This week marks the official return of Friday’s post, “The Week in Pictures”. The brainchild of well known blog-guru Talley Smith, it represents a snapshot – excuse the pun – of some of the pictorial highlights of the week at Londolozi.
Although there will always be a tendency for the big cats to steal the show, we shall endeavour to give a true representation of what is happening out there, from elephants to eagles, flowers to figs, zebras to Ziziphus trees.
Enjoy this first return installment of “The Week in Pictures”.
One of my favourite sightings from this week was of the Vomba female and her cub. We spotted the female from a few hundred metres away, and were unsure if the cub was going to be with her as we approached. Rounding a corner in the road, this was the sight that greeted us: the little cub on a fallen marula tree. Magic.
A mud-covered buffalo bull walks away from Circuit Pan. It has been estimated that these behemoths can remove up to 25kg of mud at a time from a wallow, further enlarging it for the next big occupant.
A Carmine Bee-eater hawks from a perch on Fluffies Clearing. Summer is a wonderful time to be in the bush if you are a birder, as the migrants add a whole new dimension of color and interest to an already fascinating environment.
A photograph I have been waiting a while to capture; the Golden Mane Majingilane strolls nonchalantly past the Londolozi sign. I have had bad luck in previous attempts at such a shot, as the light was always on the wrong side, or I was too late to get into position, or any number of factors, but the stars finally aligned on this morning.
The 4 members of the Majingilane on a misty morning at Londolozi. Shortly after this photo they all roared their dominance, after which the Dark-maned male walked a few hundred metres away from his brothers to sleep out the day under a gwarrie bush.
The Golden Mane Majingilane walks over the hump in Munghen Double Crossing. Anticipation is often the key to wildlife photography, as we had waited in position for a good 6 or 7 minutes here for the lion to walk over the rise into the early-morning sun.
Another example of experimenting in cloudy weather. A slowed shutter speed and panning the camera along with the subject blurs the movement and background, giving the impression of speed.
A water monitor stares up at us from an ephemeral pan. He was searching the reed beds, maybe looking for birds eggs, and disappeared shortly after this into long grass to continue the hunt.
A pair of red-billed oxpeckers with hair plucked from an impala lamb. These birds will often gather hair as nesting material from their host animals.
Hip-scar of the Majingilane roars early one morning. There is nothing quite like being next to a male lion when he is roaring; you can feel the sound vibrating right through your body. In this sighting, three of them were literally making the vehicle shake with their bellows!
A rock monitor emerges from his hole in an apple-leaf tree. This photo was taken when we were waiting for the Blonde-maned Majingilane to cross Munghen Double Crossing. Tracker Mike Sithole doesn’t miss a beat, and the movement of the reptile caught his eye from above us.

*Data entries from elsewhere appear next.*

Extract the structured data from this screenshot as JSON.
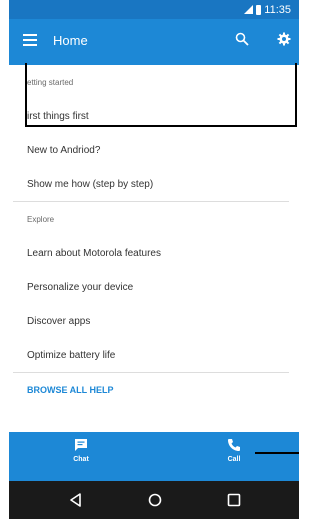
{
  "status_bar": {
    "time": "11:35"
  },
  "app_bar": {
    "title": "Home",
    "menu_icon": "hamburger-menu-icon",
    "search_icon": "search-icon",
    "settings_icon": "gear-icon"
  },
  "sections": {
    "getting_started": {
      "header": "etting started",
      "items": [
        "irst things first",
        "New to Andriod?",
        "Show me how (step by step)"
      ]
    },
    "explore": {
      "header": "Explore",
      "items": [
        "Learn about Motorola features",
        "Personalize your device",
        "Discover apps",
        "Optimize battery life"
      ]
    }
  },
  "browse_all_help": "BROWSE ALL HELP",
  "bottom_bar": {
    "chat_label": "Chat",
    "call_label": "Call"
  },
  "colors": {
    "app_bar": "#1d88d6",
    "status_bar": "#1976c2",
    "nav_bar": "#1a1a1a",
    "link": "#1d88d6"
  }
}
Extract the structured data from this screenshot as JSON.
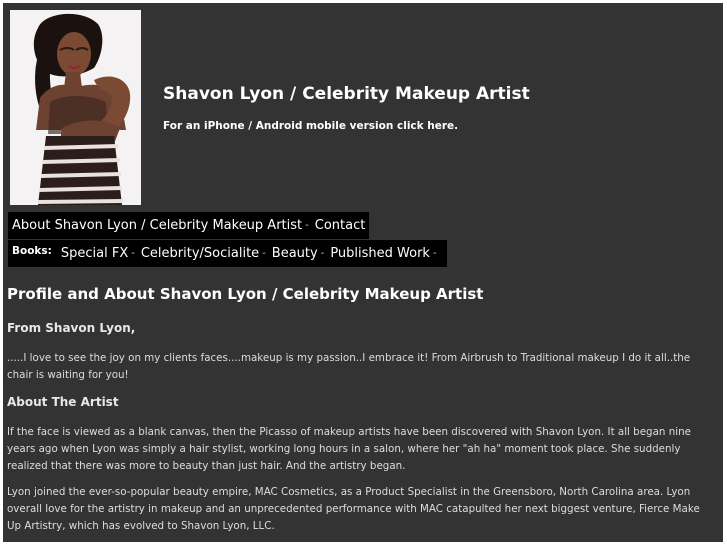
{
  "header": {
    "portrait_icon": "portrait-photo",
    "title": "Shavon Lyon / Celebrity Makeup Artist",
    "mobile_link": "For an iPhone / Android mobile version click here."
  },
  "nav": {
    "main_items": [
      {
        "label": "About Shavon Lyon / Celebrity Makeup Artist"
      },
      {
        "label": "Contact"
      }
    ],
    "books_label": "Books:",
    "book_items": [
      {
        "label": "Special FX"
      },
      {
        "label": "Celebrity/Socialite"
      },
      {
        "label": "Beauty"
      },
      {
        "label": "Published Work"
      }
    ],
    "separator": "-"
  },
  "content": {
    "title": "Profile and About Shavon Lyon / Celebrity Makeup Artist",
    "from_heading": "From Shavon Lyon,",
    "intro": ".....I love to see the joy on my clients faces....makeup is my passion..I embrace it! From Airbrush to Traditional makeup I do it all..the chair is waiting for you!",
    "about_heading": "About The Artist",
    "about_p1": "If the face is viewed as a blank canvas, then the Picasso of makeup artists have been discovered with Shavon Lyon. It all began nine years ago when Lyon was simply a hair stylist, working long hours in a salon, where her \"ah ha\" moment took place. She suddenly realized that there was more to beauty than just hair. And the artistry began.",
    "about_p2": "Lyon joined the ever-so-popular beauty empire, MAC Cosmetics, as a Product Specialist in the Greensboro, North Carolina area. Lyon overall love for the artistry in makeup and an unprecedented performance with MAC catapulted her next biggest venture, Fierce Make Up Artistry, which has evolved to Shavon Lyon, LLC."
  },
  "colors": {
    "background": "#333333",
    "nav_background": "#000000",
    "text": "#ffffff"
  }
}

The Tamboti female grooms herself in the Maxabene riverbed late one evening. We had watched her feeding on the remains of a duiker kill high in the boughs of a tamboti tree – after which she is named – before she descended to the sand to clean the blood from her fur.

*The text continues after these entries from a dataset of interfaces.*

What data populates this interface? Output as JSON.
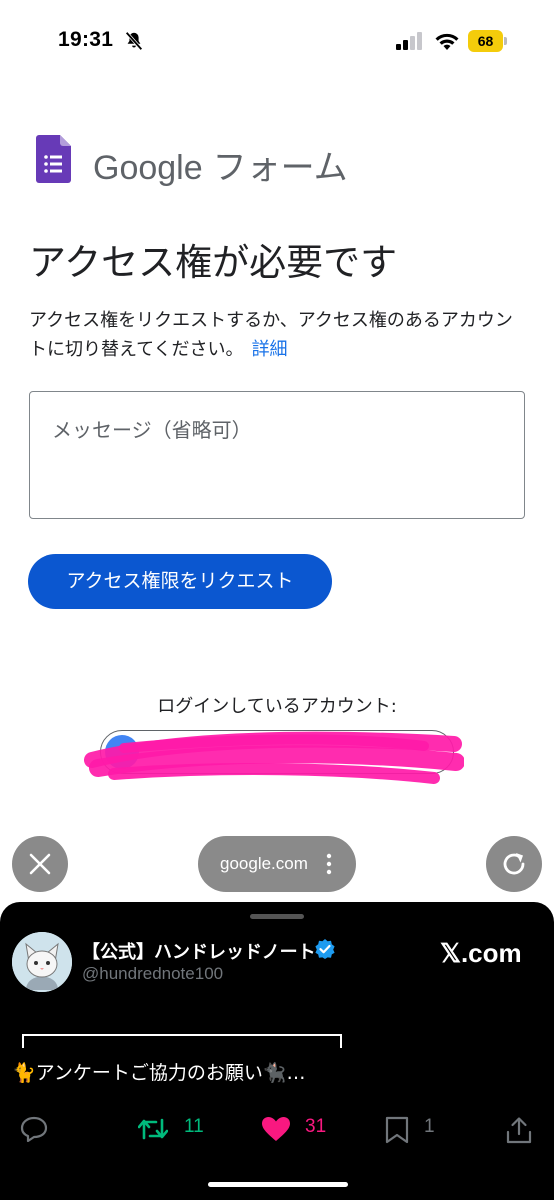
{
  "status_bar": {
    "time": "19:31",
    "battery_level": "68",
    "battery_color": "#f4cc0b",
    "icons": [
      "bell-slash-icon",
      "cellular-signal-icon",
      "wifi-icon",
      "battery-icon"
    ]
  },
  "header": {
    "brand": "Google",
    "product": "フォーム",
    "logo_color": "#673ab7"
  },
  "main": {
    "title": "アクセス権が必要です",
    "description": "アクセス権をリクエストするか、アクセス権のあるアカウントに切り替えてください。",
    "details_link": "詳細",
    "message_placeholder": "メッセージ（省略可）",
    "request_button": "アクセス権限をリクエスト",
    "logged_in_label": "ログインしているアカウント:",
    "accent_color": "#0b57d0",
    "redaction_color": "#ff1aa8"
  },
  "browser": {
    "url": "google.com",
    "icons": [
      "close-icon",
      "more-vert-icon",
      "reload-icon"
    ]
  },
  "x_panel": {
    "account_name": "【公式】ハンドレッドノート",
    "handle": "@hundrednote100",
    "domain": "𝕏.com",
    "tweet_text": "🐈アンケートご協力のお願い🐈‍⬛…",
    "actions": {
      "retweets": "11",
      "likes": "31",
      "bookmarks": "1"
    },
    "retweet_color": "#00ba7c",
    "like_color": "#f91880",
    "verified_color": "#1d9bf0"
  }
}
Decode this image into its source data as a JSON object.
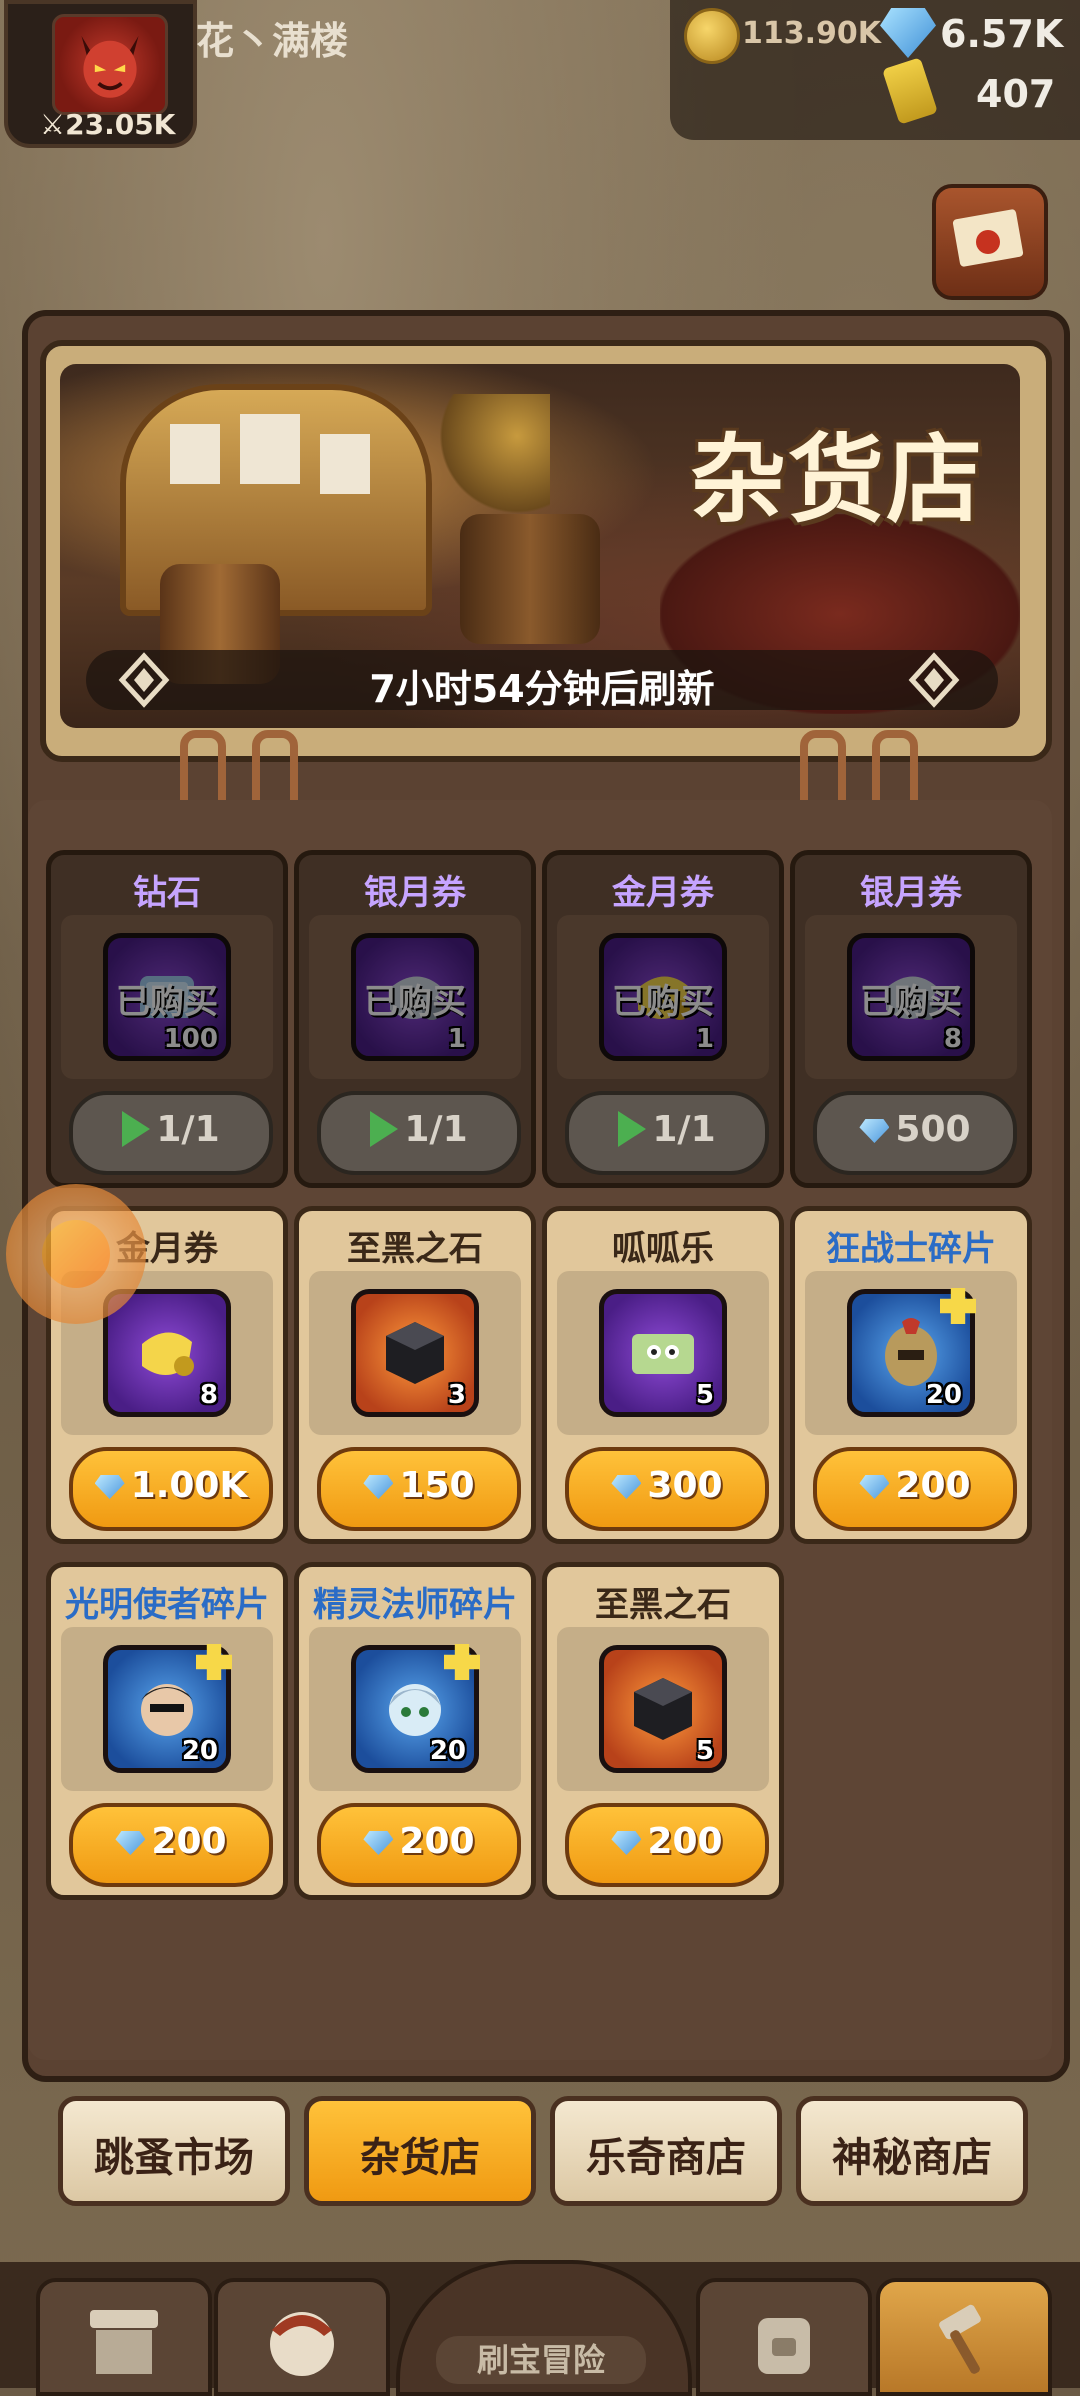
{
  "player": {
    "name": "花丶满楼",
    "power": "23.05K",
    "avatar": "demon-avatar"
  },
  "currencies": {
    "gold": "113.90K",
    "gems": "6.57K",
    "tickets": "407"
  },
  "shop": {
    "title": "杂货店",
    "refresh": "7小时54分钟后刷新"
  },
  "items": [
    {
      "name": "钻石",
      "qty": "100",
      "status": "已购买",
      "price": "1/1",
      "price_type": "ad",
      "icon": "scroll-icon",
      "frame": "purple"
    },
    {
      "name": "银月券",
      "qty": "1",
      "status": "已购买",
      "price": "1/1",
      "price_type": "ad",
      "icon": "silver-scroll-icon",
      "frame": "purple"
    },
    {
      "name": "金月券",
      "qty": "1",
      "status": "已购买",
      "price": "1/1",
      "price_type": "ad",
      "icon": "gold-scroll-icon",
      "frame": "purple"
    },
    {
      "name": "银月券",
      "qty": "8",
      "status": "已购买",
      "price": "500",
      "price_type": "gem",
      "icon": "silver-scroll-icon",
      "frame": "purple"
    },
    {
      "name": "金月券",
      "qty": "8",
      "price": "1.00K",
      "price_type": "gem",
      "icon": "gold-scroll-icon",
      "frame": "purple"
    },
    {
      "name": "至黑之石",
      "qty": "3",
      "price": "150",
      "price_type": "gem",
      "icon": "black-cube-icon",
      "frame": "orange"
    },
    {
      "name": "呱呱乐",
      "qty": "5",
      "price": "300",
      "price_type": "gem",
      "icon": "frog-ticket-icon",
      "frame": "purple"
    },
    {
      "name": "狂战士碎片",
      "qty": "20",
      "price": "200",
      "price_type": "gem",
      "icon": "berserker-icon",
      "frame": "blue"
    },
    {
      "name": "光明使者碎片",
      "qty": "20",
      "price": "200",
      "price_type": "gem",
      "icon": "light-envoy-icon",
      "frame": "blue"
    },
    {
      "name": "精灵法师碎片",
      "qty": "20",
      "price": "200",
      "price_type": "gem",
      "icon": "elf-mage-icon",
      "frame": "blue"
    },
    {
      "name": "至黑之石",
      "qty": "5",
      "price": "200",
      "price_type": "gem",
      "icon": "black-cube-icon",
      "frame": "orange"
    }
  ],
  "tabs": [
    "跳蚤市场",
    "杂货店",
    "乐奇商店",
    "神秘商店"
  ],
  "active_tab": "杂货店",
  "bottom_nav": {
    "center_label": "刷宝冒险"
  },
  "colors": {
    "accent": "#f09a12",
    "sold_title": "#c6a4ff",
    "hero_title": "#2a6cc6",
    "panel": "#5b4232"
  }
}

A pair of whitebacked vultures enjoys the evening light from atop a dead leadwood tree in Open Areas.
Wahlbergs eagles are another summer visitor to the area. This one and its mate had descended to feed on some termite alates, along with some hornbills and Burchell’s glossy starlings.
One of the Ximpalapala cubs eyes out some distant impala from a marula on Ximpalapala crest. These wonderful little leopards can often be found in the area, sometimes together, sometimes apart, but always a pleasure to watch.
A sepia conversion of a photo of the same Ximpalapala cub in the same sighting. This photo was taken against a relatively bright background, and the colour version just wasn’t working, so on the suggestion of Camp Manager Jessica Jeffrey, I converted the image to sepia and was much happier with the result.
To be perfectly honest, that shot was pure luck. I was out experimenting with my new lens (Canon 70-200mm f2.8) – which thankfully has a very fast auto-focus – when we spotted the bee-eater. It was hawking from a branch nearby, and as it returned to its perch from an unsuccessful swoop I pointed and shot. The original shot was slightly wider, as 200mm is not really adequate for bird photography, so I had to crop the final image slightly in order to fill the frame with the bee-eater a bit more.
Bee-eaters can be relatively predictable in their hawking movements, so either waiting for one to fly from a perch or back to it can work equally as well.